EU lawmakers have agreed plans for mandatory car safety features such as speed limiters.
Under the proposals, new vehicles sold in Europe would need to have safety features such as intelligent speed assistance and advanced emergency-braking systems.
Other mandatory features would include an "alcohol interlock installation facilitation" - effectively allowing for the use of in-car breathalysers to ensure a driver isn't over the drink-driving limit.
It comes as part of the EU's efforts to improve road safety, after 25,300 were killed on roads within the bloc in 2017.
It's hoped the measures could help to avoid 140,000 serious injuries by 2038.
The new features would be obligatory in any new car models sold from May 2022, and for existing models from May 2024.
Under the proposed rules, there'd also be 'passive' requirements such as improved crash tests and windscreens.
Other measures proposed include technology that detects when drivers are losing concentration or falling asleep, as well as accident black boxes that record vehicle movements.
Lawmakers are also proposing that trucks and buses will have to be designed to ensure cyclists and pedestrians are more visible to the driver.
Large vehicles would also need advanced features such as collision warnings and blind spot information systems.
"Life and death"
European Parliament’s rapporteur Róża Thun explained: "The regulation deals in the most direct sense with life and death.
"It introduces advanced systems that assist car users, instead of merely informing them.
“[Intelligent speed assistance] will provide a driver with feedback, based on maps and road sign observation, always when speed limit is exceeded. This will not only make all of us safer, but also help drivers to avoid speeding tickets”,

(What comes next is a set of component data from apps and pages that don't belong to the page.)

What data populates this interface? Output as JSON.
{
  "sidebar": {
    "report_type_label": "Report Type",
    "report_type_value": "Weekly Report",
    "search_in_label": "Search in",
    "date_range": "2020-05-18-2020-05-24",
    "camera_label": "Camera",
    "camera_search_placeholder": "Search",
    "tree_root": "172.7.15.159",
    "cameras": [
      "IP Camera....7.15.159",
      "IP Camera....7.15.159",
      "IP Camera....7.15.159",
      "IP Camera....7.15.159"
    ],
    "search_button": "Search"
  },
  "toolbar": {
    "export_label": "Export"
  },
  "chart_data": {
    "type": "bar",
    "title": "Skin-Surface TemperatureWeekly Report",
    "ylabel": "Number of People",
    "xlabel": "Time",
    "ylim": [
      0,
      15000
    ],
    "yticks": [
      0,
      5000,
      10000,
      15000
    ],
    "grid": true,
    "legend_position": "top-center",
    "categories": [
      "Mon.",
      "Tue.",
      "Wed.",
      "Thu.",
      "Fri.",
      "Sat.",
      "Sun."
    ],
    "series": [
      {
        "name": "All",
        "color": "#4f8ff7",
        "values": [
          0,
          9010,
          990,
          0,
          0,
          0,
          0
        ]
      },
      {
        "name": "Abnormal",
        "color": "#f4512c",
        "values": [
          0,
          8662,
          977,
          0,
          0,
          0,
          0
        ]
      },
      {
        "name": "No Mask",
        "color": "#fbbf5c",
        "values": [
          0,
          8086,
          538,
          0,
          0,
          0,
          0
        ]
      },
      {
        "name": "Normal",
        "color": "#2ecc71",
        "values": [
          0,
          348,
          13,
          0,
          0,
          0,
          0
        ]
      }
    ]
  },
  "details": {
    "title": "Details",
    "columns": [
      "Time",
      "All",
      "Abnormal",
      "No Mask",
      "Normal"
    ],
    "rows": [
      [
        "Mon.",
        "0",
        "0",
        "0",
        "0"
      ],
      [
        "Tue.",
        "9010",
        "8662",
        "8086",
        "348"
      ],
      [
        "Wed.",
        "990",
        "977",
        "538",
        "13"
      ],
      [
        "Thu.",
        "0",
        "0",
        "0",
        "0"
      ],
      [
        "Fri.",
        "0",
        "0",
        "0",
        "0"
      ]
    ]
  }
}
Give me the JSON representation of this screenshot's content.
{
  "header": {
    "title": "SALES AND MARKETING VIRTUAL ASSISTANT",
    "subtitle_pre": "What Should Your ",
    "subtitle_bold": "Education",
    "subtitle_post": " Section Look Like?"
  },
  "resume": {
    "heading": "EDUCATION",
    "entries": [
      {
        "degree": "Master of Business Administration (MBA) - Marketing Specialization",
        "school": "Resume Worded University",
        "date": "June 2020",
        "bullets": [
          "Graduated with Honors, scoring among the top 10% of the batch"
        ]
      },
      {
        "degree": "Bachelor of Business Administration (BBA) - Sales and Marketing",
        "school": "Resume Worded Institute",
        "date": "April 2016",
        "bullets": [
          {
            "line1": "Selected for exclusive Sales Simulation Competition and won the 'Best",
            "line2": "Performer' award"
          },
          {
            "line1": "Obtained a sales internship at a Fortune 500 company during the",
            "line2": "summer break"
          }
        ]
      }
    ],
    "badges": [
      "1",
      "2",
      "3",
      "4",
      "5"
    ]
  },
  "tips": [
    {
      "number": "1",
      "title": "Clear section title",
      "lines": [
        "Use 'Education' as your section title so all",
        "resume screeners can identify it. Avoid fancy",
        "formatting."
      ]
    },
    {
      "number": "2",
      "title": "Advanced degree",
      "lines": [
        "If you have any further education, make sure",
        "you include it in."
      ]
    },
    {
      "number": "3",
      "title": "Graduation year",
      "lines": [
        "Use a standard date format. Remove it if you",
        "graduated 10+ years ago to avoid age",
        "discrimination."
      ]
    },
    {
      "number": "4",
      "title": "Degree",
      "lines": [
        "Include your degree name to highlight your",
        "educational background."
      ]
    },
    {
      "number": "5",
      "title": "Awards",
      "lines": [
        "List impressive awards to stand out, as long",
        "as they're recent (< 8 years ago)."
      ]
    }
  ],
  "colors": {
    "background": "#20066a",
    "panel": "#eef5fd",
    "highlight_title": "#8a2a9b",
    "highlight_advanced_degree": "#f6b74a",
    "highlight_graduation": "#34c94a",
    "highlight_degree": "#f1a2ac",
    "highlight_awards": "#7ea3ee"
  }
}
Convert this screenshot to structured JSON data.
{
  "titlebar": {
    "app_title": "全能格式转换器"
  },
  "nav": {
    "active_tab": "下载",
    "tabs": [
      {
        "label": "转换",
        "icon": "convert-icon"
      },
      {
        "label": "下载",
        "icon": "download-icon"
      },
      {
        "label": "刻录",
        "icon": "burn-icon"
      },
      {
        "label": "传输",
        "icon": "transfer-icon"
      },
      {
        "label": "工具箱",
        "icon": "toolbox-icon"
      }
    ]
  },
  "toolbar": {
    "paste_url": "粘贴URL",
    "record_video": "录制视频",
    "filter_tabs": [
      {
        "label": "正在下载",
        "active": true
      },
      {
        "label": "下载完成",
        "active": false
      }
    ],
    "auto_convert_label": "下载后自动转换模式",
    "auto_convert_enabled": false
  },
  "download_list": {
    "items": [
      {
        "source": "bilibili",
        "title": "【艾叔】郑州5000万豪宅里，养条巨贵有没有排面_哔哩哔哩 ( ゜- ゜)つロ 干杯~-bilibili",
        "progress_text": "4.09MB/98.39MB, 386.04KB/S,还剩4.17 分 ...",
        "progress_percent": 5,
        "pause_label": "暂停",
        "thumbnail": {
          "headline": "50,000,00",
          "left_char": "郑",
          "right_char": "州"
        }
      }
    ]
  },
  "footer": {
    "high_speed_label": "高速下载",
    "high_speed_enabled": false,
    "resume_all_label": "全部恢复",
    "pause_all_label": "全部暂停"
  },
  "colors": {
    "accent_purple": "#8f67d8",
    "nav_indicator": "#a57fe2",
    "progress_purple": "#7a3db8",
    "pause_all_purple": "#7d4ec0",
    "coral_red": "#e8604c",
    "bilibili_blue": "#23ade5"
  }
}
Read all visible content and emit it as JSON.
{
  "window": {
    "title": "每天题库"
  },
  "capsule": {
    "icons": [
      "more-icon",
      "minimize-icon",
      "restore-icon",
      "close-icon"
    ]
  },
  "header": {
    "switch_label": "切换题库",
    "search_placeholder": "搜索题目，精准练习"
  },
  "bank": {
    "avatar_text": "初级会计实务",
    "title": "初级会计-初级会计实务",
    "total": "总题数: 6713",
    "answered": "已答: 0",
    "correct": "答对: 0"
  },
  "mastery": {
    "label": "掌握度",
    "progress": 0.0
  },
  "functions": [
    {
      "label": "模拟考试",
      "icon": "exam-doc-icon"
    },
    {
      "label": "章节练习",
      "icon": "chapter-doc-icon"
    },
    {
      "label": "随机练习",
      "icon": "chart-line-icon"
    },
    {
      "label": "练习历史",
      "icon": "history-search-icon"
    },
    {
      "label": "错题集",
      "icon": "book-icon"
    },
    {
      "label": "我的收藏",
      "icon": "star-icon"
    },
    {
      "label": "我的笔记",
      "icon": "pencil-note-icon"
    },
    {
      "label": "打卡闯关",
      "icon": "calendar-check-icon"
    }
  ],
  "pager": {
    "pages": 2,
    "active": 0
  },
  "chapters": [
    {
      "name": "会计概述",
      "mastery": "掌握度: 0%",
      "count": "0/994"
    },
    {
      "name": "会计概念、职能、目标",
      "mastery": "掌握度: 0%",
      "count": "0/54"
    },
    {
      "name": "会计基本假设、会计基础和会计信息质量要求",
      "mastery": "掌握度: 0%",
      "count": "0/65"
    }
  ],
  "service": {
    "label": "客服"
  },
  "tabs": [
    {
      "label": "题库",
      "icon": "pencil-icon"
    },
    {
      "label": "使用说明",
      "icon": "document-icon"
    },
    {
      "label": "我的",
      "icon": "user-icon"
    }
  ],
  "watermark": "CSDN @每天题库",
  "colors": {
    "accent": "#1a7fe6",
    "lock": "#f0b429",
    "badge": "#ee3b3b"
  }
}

The proposals have to be confirmed by member states, before being put to the full European Parliament and EU Council of Ministers.
Science journalist Sean Duke said it would represent the biggest overhaul in road safety in years.
He told Newstalk Breakfast: "[They're] fairly fundamental technologies that we're all aware of, but they're all being brought to bear in this.
"It seems to be the biggest thing that's happened in road safety since seat-belts were brought in as a compulsory thing."